[Show abstract][Hide abstract] ABSTRACT: The availability of genome-wide expression data to complement the measurements of a phenotypic trait opens new opportunities for identifying biologic processes and genes that are involved in trait expression. Usually differential analysis is a preliminary step to identify the key biological processes involved in the variability of the trait of interest. However, this variability shall be viewed as resulting from a complex combination of genes individual contributions. In other words, exploring the interactions between genes viewed in a network structure which vertices are genes and edges stand for inhibition or activation connections gives much more insight on the internal structure of expression profiles. Many currently available solutions for network analysis based on the Gaussian Graphical Model have been developed but an efficient estimation of the network from high-dimensional data is still a questioning issue. Extending the idea introduced for differential analysis by Friguet et al. 2009 and Blum et al. 2010, we propose to take advantage of a factor model structure to infer gene regulatory networks. This method shows good inferential properties and also allows an efficient testing strategy for the significance of direct gene interactions (partial correlations). We use the method in a study that aims at identifying the genes implied in fatness variability in chickens. We model the networks of genes controlled by genome regions known to be related to the fatness variability and analyze the modular structure thanks to the annotation available giving us new hypotheses about the causal mutations and underlying biological processes.
International Plant and Animal Genome Conference XX 2012;

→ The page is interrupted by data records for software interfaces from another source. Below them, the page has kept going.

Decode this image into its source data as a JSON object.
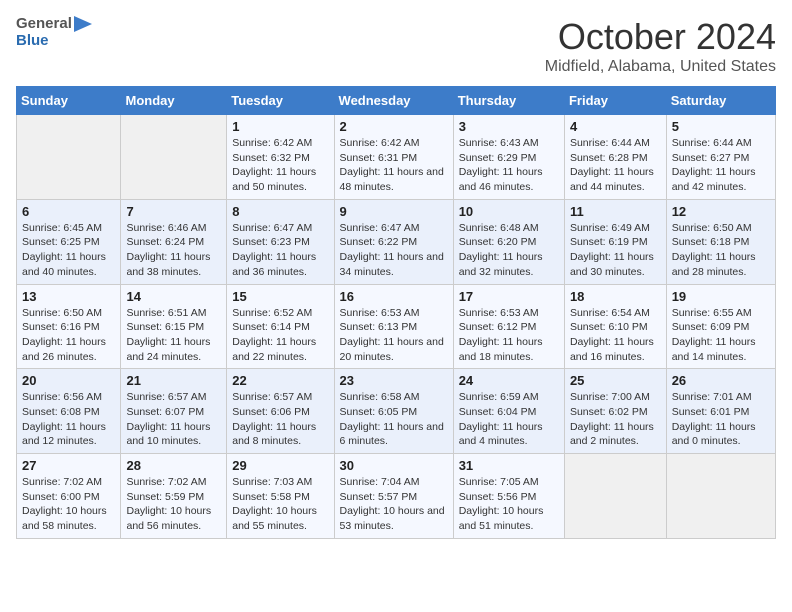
{
  "header": {
    "logo_general": "General",
    "logo_blue": "Blue",
    "month_title": "October 2024",
    "location": "Midfield, Alabama, United States"
  },
  "days_of_week": [
    "Sunday",
    "Monday",
    "Tuesday",
    "Wednesday",
    "Thursday",
    "Friday",
    "Saturday"
  ],
  "weeks": [
    [
      {
        "day": "",
        "info": ""
      },
      {
        "day": "",
        "info": ""
      },
      {
        "day": "1",
        "info": "Sunrise: 6:42 AM\nSunset: 6:32 PM\nDaylight: 11 hours and 50 minutes."
      },
      {
        "day": "2",
        "info": "Sunrise: 6:42 AM\nSunset: 6:31 PM\nDaylight: 11 hours and 48 minutes."
      },
      {
        "day": "3",
        "info": "Sunrise: 6:43 AM\nSunset: 6:29 PM\nDaylight: 11 hours and 46 minutes."
      },
      {
        "day": "4",
        "info": "Sunrise: 6:44 AM\nSunset: 6:28 PM\nDaylight: 11 hours and 44 minutes."
      },
      {
        "day": "5",
        "info": "Sunrise: 6:44 AM\nSunset: 6:27 PM\nDaylight: 11 hours and 42 minutes."
      }
    ],
    [
      {
        "day": "6",
        "info": "Sunrise: 6:45 AM\nSunset: 6:25 PM\nDaylight: 11 hours and 40 minutes."
      },
      {
        "day": "7",
        "info": "Sunrise: 6:46 AM\nSunset: 6:24 PM\nDaylight: 11 hours and 38 minutes."
      },
      {
        "day": "8",
        "info": "Sunrise: 6:47 AM\nSunset: 6:23 PM\nDaylight: 11 hours and 36 minutes."
      },
      {
        "day": "9",
        "info": "Sunrise: 6:47 AM\nSunset: 6:22 PM\nDaylight: 11 hours and 34 minutes."
      },
      {
        "day": "10",
        "info": "Sunrise: 6:48 AM\nSunset: 6:20 PM\nDaylight: 11 hours and 32 minutes."
      },
      {
        "day": "11",
        "info": "Sunrise: 6:49 AM\nSunset: 6:19 PM\nDaylight: 11 hours and 30 minutes."
      },
      {
        "day": "12",
        "info": "Sunrise: 6:50 AM\nSunset: 6:18 PM\nDaylight: 11 hours and 28 minutes."
      }
    ],
    [
      {
        "day": "13",
        "info": "Sunrise: 6:50 AM\nSunset: 6:16 PM\nDaylight: 11 hours and 26 minutes."
      },
      {
        "day": "14",
        "info": "Sunrise: 6:51 AM\nSunset: 6:15 PM\nDaylight: 11 hours and 24 minutes."
      },
      {
        "day": "15",
        "info": "Sunrise: 6:52 AM\nSunset: 6:14 PM\nDaylight: 11 hours and 22 minutes."
      },
      {
        "day": "16",
        "info": "Sunrise: 6:53 AM\nSunset: 6:13 PM\nDaylight: 11 hours and 20 minutes."
      },
      {
        "day": "17",
        "info": "Sunrise: 6:53 AM\nSunset: 6:12 PM\nDaylight: 11 hours and 18 minutes."
      },
      {
        "day": "18",
        "info": "Sunrise: 6:54 AM\nSunset: 6:10 PM\nDaylight: 11 hours and 16 minutes."
      },
      {
        "day": "19",
        "info": "Sunrise: 6:55 AM\nSunset: 6:09 PM\nDaylight: 11 hours and 14 minutes."
      }
    ],
    [
      {
        "day": "20",
        "info": "Sunrise: 6:56 AM\nSunset: 6:08 PM\nDaylight: 11 hours and 12 minutes."
      },
      {
        "day": "21",
        "info": "Sunrise: 6:57 AM\nSunset: 6:07 PM\nDaylight: 11 hours and 10 minutes."
      },
      {
        "day": "22",
        "info": "Sunrise: 6:57 AM\nSunset: 6:06 PM\nDaylight: 11 hours and 8 minutes."
      },
      {
        "day": "23",
        "info": "Sunrise: 6:58 AM\nSunset: 6:05 PM\nDaylight: 11 hours and 6 minutes."
      },
      {
        "day": "24",
        "info": "Sunrise: 6:59 AM\nSunset: 6:04 PM\nDaylight: 11 hours and 4 minutes."
      },
      {
        "day": "25",
        "info": "Sunrise: 7:00 AM\nSunset: 6:02 PM\nDaylight: 11 hours and 2 minutes."
      },
      {
        "day": "26",
        "info": "Sunrise: 7:01 AM\nSunset: 6:01 PM\nDaylight: 11 hours and 0 minutes."
      }
    ],
    [
      {
        "day": "27",
        "info": "Sunrise: 7:02 AM\nSunset: 6:00 PM\nDaylight: 10 hours and 58 minutes."
      },
      {
        "day": "28",
        "info": "Sunrise: 7:02 AM\nSunset: 5:59 PM\nDaylight: 10 hours and 56 minutes."
      },
      {
        "day": "29",
        "info": "Sunrise: 7:03 AM\nSunset: 5:58 PM\nDaylight: 10 hours and 55 minutes."
      },
      {
        "day": "30",
        "info": "Sunrise: 7:04 AM\nSunset: 5:57 PM\nDaylight: 10 hours and 53 minutes."
      },
      {
        "day": "31",
        "info": "Sunrise: 7:05 AM\nSunset: 5:56 PM\nDaylight: 10 hours and 51 minutes."
      },
      {
        "day": "",
        "info": ""
      },
      {
        "day": "",
        "info": ""
      }
    ]
  ]
}
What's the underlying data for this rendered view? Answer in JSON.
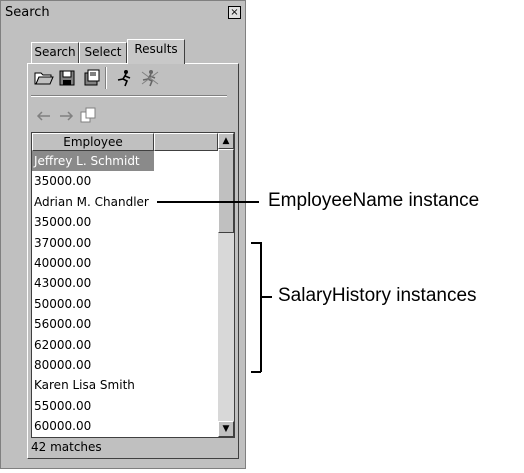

[Show abstract][Hide abstract] ABSTRACT: La technologie des puces à ADN permet l'analyse simultanée du niveau d'expression de plusieurs milliers de gènes. Un des enjeux de l'analyse de ce type de données est de comprendre la structure de dépendance, qui rend compte des relations biologiques entre les gènes. En particulier, on s'intéresse ici à la modélisation du réseau de régulation des gènes impliqués dans le contrôle d'un caractère phénotypique. Dans un premier temps, on définit un cadre général pour la prise en compte de la dépendance par l'identification de facteurs latents, modélisant la variation commune à l'ensemble des gènes. On montre que l'introduction de ces facteurs dans les procédures d'analyse différentielle en améliore la puissance ainsi que la stabilité des taux d'erreurs. De plus, dans le contexte des modèles graphiques gaussiens pour la modélisation des réseaux d'interactions entre gènes, on présente une méthode d'estimation des corrélations partielles s'appuyant sur la réduction de la dimension des données par les variables latentes. La méthode est illustrée par son application à une étude visant à identifier les gènes impliqués dans le métabolisme des lipides chez le poulet (UMR INRA Génétique Animale de Rennes).